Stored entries
'''

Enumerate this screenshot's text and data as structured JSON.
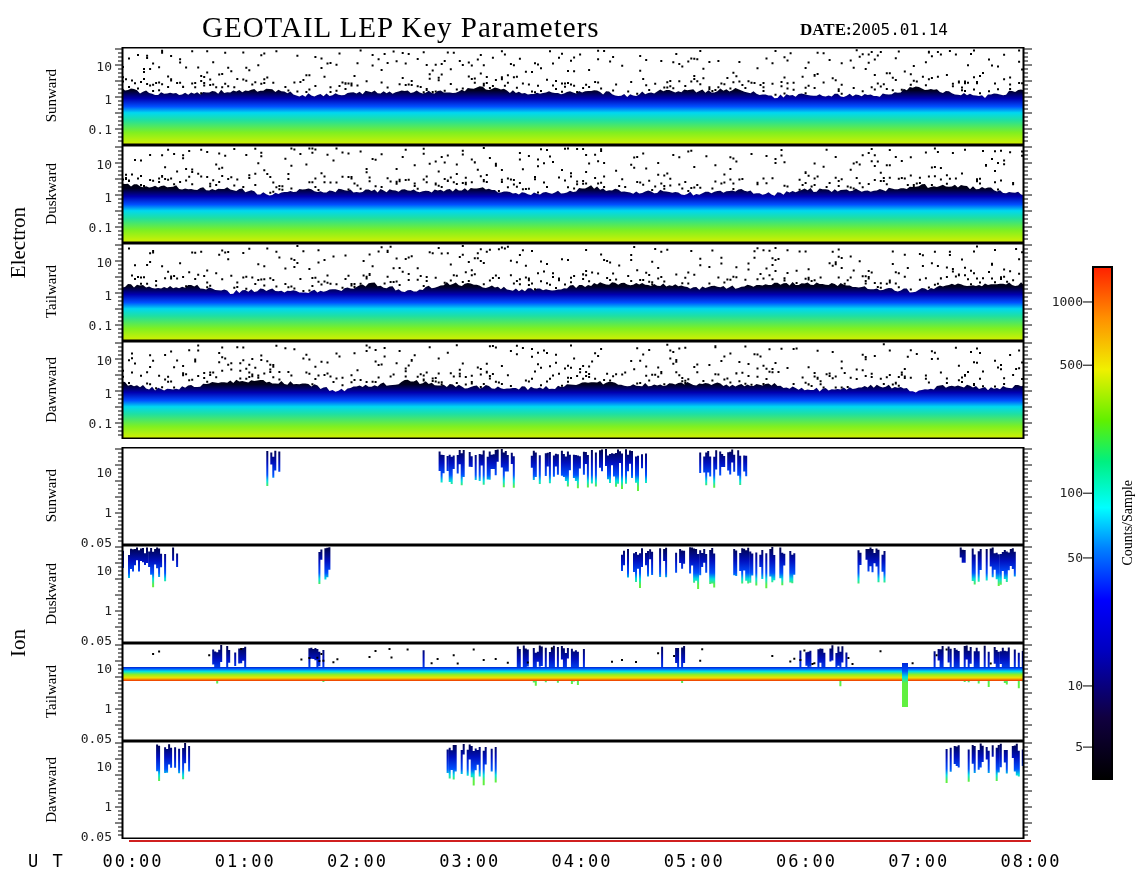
{
  "title": "GEOTAIL LEP Key Parameters",
  "date": {
    "label": "DATE:",
    "value": "2005.01.14"
  },
  "groups": [
    {
      "label": "Electron",
      "panels": [
        {
          "direction": "Sunward",
          "kind": "dense",
          "yticks": [
            "10",
            "1",
            "0.1"
          ]
        },
        {
          "direction": "Duskward",
          "kind": "dense",
          "yticks": [
            "10",
            "1",
            "0.1"
          ]
        },
        {
          "direction": "Tailward",
          "kind": "dense",
          "yticks": [
            "10",
            "1",
            "0.1"
          ]
        },
        {
          "direction": "Dawnward",
          "kind": "dense",
          "yticks": [
            "10",
            "1",
            "0.1"
          ]
        }
      ]
    },
    {
      "label": "Ion",
      "panels": [
        {
          "direction": "Sunward",
          "kind": "sparse",
          "yticks": [
            "10",
            "1",
            "0.05"
          ]
        },
        {
          "direction": "Duskward",
          "kind": "sparse",
          "yticks": [
            "10",
            "1",
            "0.05"
          ]
        },
        {
          "direction": "Tailward",
          "kind": "band",
          "yticks": [
            "10",
            "1",
            "0.05"
          ]
        },
        {
          "direction": "Dawnward",
          "kind": "sparse",
          "yticks": [
            "10",
            "1",
            "0.05"
          ]
        }
      ]
    }
  ],
  "colorbar": {
    "label": "Counts/Sample",
    "ticks": [
      "1000",
      "500",
      "100",
      "50",
      "10",
      "5"
    ]
  },
  "time_axis": {
    "label": "U T",
    "ticks": [
      "00:00",
      "01:00",
      "02:00",
      "03:00",
      "04:00",
      "05:00",
      "06:00",
      "07:00",
      "08:00"
    ]
  }
}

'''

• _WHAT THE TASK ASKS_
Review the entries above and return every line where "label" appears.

• _EXERCISE SOLUTION_
    "label": "DATE:",
      "label": "Electron",
      "label": "Ion",
    "label": "Counts/Sample",
    "label": "U T",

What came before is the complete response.